Amount of insurance x Amount of the loss
Amount of insurance required
When a policy includes stated amount co-insurance, the normal co-insurance clause has been suspended for the term of the policy. The insurer will only suspend the co-insurance clause when the insured (i.e. the Borrower) completes a statement of values, which is a signed declaration as to the value of the building. The normal co-insurance clause remains in the policy because the stated amount co-insurance clause will expire with the term of the policy and a revised statement of values must be completed before the stated amount co-insurance clause will be effective for another term.
On some policies, a blanket limit is used, or a limit of loss/liability. If a blanket limit is used you should still ask the values declared for the location. A policy can also be issued with no co-insurance requirement.
Regardless of what co-insurance clause is included, it is always dependent on proper evaluation of replacement cost at inception of the policy.
COMMERCIAL GENERAL LIABILITY – The standard liability form of coverage protecting commercial entities for the liabilities for bodily injury and property damages losses arising from their operations.
CONSEQUENTIAL DAMAGE – A loss, which is an indirect result of an accident or fire, e.g. food spoiled through breakdown of a refrigerator.
CONSTRUCTIVE TOTAL LOSS – A partial loss but where the damage is so extensive that repairs would cost as much or more than the repaired property would be worth, or the limit of insurance.

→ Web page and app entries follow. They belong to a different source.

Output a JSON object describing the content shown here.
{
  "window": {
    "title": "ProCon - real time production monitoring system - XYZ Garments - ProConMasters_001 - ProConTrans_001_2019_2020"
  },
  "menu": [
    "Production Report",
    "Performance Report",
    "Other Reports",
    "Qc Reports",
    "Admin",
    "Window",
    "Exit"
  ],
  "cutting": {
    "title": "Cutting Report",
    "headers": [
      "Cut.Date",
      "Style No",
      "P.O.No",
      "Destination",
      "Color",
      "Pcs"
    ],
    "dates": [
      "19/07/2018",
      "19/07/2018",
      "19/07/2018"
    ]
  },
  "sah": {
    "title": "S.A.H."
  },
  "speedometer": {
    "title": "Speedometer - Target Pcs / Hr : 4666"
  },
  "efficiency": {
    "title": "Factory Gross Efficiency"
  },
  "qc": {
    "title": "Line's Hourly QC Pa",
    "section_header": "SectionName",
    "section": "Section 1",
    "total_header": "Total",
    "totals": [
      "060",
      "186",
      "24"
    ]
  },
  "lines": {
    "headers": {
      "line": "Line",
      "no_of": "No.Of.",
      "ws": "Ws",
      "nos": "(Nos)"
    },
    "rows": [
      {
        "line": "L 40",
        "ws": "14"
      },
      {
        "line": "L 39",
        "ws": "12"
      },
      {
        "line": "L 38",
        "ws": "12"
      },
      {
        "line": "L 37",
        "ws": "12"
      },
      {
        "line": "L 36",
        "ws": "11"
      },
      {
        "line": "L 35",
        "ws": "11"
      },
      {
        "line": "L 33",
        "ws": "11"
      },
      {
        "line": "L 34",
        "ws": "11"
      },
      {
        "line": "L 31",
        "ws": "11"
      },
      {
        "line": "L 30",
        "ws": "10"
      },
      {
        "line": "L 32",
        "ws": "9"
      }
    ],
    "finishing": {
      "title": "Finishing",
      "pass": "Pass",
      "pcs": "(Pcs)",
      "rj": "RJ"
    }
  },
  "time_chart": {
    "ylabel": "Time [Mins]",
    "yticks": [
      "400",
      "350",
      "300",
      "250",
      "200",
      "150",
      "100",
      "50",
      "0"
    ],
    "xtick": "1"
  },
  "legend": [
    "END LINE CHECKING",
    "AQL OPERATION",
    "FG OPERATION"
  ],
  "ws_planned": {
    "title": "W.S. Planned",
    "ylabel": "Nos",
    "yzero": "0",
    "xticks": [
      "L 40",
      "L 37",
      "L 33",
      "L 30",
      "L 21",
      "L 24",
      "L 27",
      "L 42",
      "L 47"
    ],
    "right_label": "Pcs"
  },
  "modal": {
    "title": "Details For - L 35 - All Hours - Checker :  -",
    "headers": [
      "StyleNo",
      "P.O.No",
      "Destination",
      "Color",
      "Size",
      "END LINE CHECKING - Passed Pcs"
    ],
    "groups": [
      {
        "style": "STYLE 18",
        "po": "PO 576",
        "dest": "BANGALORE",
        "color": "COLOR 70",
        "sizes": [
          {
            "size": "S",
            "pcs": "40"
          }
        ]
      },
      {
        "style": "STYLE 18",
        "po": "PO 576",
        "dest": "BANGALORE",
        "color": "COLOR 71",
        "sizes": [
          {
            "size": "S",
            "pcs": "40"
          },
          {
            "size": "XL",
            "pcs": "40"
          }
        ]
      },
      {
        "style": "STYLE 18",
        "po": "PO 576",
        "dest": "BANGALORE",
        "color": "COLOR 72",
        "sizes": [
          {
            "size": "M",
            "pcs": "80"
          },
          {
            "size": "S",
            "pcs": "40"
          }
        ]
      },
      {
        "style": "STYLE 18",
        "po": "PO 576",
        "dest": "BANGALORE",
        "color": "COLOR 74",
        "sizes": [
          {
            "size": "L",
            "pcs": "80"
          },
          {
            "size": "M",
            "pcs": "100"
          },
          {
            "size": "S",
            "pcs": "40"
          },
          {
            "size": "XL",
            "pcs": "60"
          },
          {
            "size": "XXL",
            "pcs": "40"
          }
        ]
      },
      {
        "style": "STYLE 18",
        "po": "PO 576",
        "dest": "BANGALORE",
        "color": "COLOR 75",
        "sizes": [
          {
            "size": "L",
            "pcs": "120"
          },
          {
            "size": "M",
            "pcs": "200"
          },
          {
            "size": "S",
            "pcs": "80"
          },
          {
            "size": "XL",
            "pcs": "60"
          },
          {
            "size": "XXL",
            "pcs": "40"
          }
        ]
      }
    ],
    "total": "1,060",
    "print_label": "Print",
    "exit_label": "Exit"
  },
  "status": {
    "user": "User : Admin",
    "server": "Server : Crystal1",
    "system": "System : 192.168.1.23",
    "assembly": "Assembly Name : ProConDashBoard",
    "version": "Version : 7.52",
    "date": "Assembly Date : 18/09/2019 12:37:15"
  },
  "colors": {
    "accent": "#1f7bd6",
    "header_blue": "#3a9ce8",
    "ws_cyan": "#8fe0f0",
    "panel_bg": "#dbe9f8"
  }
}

CONTINGENT BUSINESS INTERRUPTION INSURANCE – The insurance against loss due to interruption of business by fire or other insured peril occurring at another’s premises, such as those of a supplier or a large customer.
CONTINGENT LIABILITY – A liability which may be incurred by an insured as a result of negligence on the part of independent persons engaged by him to perform work. The most common example is the contingent liability of a principal contractor, which may result from construction operations undertaken by his subcontractors.
CONTRACT BOND – In general terms, a surety bond guaranteeing the performance of a contract. Usually associated with construction work, but these bonds can cover any kind of contract. Performance, labour and material payment, supply and maintenance bonds are contract bonds.
CONTRACTOR’S PROTECTIVE LIABILITY – A liability insurance form protecting the contractor in the event of claims resulting from operations conducted on his behalf by independent contractors or subcontractors. This insurance is included in the coverage provided by the Commercial General Liability form.
CONTRACTUAL LIABILITY – Liability assumed by contract either written or implied. Legal liability policies are based upon liability in tort or negligence and have a ore limited coverage normally for contractual liability. The Commercial General Liability policy includes coverage for claims for bodily injury and property damage assumed under specified types of contracts.
COUNTER-SIGNATURE – Policies usually have a facsimile printed signature of a company officer at the bottom. They must also be individually signed by hand, usually by the agent. This signature is the “counter” signature.
COVER – To insure.
COVERAGE – Insurance.
COVER NOTE – A document which tells the insured that the insurance described therein is in effect. Since there are often delays in issuing formal policies, a cover note gives the insured a description of what insurance is in effect.